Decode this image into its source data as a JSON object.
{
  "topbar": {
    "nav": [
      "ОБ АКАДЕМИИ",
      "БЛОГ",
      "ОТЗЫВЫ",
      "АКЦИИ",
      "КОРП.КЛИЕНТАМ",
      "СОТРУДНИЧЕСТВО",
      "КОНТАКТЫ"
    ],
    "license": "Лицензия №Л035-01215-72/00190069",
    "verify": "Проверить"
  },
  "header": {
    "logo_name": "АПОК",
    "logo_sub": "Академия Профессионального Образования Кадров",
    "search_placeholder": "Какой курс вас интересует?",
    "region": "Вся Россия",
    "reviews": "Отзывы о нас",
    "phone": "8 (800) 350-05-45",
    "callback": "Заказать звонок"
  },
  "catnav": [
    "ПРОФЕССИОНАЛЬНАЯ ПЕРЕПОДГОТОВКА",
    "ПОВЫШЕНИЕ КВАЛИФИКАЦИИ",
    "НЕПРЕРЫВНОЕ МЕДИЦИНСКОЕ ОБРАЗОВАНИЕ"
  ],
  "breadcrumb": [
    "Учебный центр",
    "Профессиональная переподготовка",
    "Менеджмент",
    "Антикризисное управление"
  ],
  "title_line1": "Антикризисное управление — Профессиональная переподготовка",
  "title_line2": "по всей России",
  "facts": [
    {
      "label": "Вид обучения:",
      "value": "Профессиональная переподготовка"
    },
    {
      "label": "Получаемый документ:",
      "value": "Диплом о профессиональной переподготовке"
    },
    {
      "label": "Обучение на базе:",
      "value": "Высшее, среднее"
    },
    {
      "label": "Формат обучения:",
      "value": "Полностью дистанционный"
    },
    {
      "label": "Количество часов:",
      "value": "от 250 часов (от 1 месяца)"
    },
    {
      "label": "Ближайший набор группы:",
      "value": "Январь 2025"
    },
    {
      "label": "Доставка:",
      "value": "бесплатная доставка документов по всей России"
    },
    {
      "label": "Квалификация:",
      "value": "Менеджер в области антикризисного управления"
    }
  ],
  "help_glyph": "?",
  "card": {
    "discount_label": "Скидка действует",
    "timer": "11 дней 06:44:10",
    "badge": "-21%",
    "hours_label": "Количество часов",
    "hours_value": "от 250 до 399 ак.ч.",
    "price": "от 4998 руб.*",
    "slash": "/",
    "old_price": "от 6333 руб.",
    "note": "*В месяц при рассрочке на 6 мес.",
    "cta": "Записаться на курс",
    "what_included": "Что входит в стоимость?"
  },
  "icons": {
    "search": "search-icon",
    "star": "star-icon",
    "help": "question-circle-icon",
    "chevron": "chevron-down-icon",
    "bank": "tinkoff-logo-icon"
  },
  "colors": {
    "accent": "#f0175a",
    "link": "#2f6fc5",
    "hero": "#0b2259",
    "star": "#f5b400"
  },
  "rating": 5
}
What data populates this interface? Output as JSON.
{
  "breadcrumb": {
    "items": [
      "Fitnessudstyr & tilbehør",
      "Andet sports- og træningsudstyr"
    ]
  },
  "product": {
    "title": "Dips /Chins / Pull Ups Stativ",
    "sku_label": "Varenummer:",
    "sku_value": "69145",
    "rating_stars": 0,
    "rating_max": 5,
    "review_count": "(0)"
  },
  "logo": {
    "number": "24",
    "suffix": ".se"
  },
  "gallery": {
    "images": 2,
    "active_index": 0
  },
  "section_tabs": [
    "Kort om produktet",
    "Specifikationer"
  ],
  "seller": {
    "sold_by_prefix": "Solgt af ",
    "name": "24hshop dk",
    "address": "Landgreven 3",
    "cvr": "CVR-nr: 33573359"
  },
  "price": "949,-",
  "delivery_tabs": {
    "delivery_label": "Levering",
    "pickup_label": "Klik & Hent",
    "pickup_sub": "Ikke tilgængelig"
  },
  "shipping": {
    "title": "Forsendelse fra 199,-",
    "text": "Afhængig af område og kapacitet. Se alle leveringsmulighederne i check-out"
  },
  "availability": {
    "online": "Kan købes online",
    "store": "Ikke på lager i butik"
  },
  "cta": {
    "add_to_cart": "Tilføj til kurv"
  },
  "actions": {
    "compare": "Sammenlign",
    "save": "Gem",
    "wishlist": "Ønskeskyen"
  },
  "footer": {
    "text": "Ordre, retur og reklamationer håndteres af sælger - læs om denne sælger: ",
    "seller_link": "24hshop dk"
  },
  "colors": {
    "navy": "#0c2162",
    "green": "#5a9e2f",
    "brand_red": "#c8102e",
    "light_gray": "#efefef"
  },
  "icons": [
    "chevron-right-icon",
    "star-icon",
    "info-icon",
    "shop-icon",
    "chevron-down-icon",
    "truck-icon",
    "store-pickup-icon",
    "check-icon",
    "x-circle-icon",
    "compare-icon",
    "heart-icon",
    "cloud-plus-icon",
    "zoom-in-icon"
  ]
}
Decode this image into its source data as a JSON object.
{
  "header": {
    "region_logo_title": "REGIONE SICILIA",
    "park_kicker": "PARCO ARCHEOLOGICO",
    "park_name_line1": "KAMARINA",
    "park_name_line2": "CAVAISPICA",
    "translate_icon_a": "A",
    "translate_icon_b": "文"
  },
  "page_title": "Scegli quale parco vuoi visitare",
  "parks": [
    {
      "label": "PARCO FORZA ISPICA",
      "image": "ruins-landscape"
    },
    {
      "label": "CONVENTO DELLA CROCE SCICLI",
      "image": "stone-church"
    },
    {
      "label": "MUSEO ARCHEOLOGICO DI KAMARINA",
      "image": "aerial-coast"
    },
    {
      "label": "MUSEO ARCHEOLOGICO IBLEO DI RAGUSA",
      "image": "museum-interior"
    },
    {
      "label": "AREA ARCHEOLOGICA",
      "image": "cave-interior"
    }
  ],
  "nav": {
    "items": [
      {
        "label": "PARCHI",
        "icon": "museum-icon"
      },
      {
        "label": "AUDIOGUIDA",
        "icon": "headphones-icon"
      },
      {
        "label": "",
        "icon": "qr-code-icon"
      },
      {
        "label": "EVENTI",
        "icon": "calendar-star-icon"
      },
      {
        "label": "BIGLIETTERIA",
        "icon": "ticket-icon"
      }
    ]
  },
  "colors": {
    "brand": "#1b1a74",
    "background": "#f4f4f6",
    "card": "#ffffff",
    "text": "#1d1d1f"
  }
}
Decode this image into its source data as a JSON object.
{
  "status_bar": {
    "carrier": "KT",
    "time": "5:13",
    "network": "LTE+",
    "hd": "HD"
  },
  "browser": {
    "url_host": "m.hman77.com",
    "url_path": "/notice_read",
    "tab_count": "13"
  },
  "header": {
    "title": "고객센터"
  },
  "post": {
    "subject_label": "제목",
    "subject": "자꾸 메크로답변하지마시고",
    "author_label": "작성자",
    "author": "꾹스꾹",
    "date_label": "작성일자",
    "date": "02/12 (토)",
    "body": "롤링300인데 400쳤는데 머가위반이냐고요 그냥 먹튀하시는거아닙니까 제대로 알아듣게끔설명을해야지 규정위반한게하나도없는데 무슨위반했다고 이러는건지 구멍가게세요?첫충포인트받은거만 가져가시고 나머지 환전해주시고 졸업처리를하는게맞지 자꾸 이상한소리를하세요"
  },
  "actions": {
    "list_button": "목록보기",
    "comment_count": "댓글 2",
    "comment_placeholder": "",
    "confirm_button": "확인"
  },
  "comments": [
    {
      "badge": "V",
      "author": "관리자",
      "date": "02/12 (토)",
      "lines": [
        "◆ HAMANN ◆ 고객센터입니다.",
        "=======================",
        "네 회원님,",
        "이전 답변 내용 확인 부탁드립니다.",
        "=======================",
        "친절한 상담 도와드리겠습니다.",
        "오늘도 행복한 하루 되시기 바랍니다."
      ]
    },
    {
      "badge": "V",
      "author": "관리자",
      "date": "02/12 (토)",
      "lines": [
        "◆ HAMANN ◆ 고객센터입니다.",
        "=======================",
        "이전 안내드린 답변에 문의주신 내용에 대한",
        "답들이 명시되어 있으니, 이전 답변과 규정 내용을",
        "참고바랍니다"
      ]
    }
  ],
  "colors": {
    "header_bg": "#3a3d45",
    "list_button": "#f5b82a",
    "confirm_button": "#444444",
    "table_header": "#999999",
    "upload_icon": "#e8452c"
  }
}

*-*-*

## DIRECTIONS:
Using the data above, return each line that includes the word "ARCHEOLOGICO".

## REPLY:
    "park_kicker": "PARCO ARCHEOLOGICO",
      "label": "MUSEO ARCHEOLOGICO DI KAMARINA",
      "label": "MUSEO ARCHEOLOGICO IBLEO DI RAGUSA",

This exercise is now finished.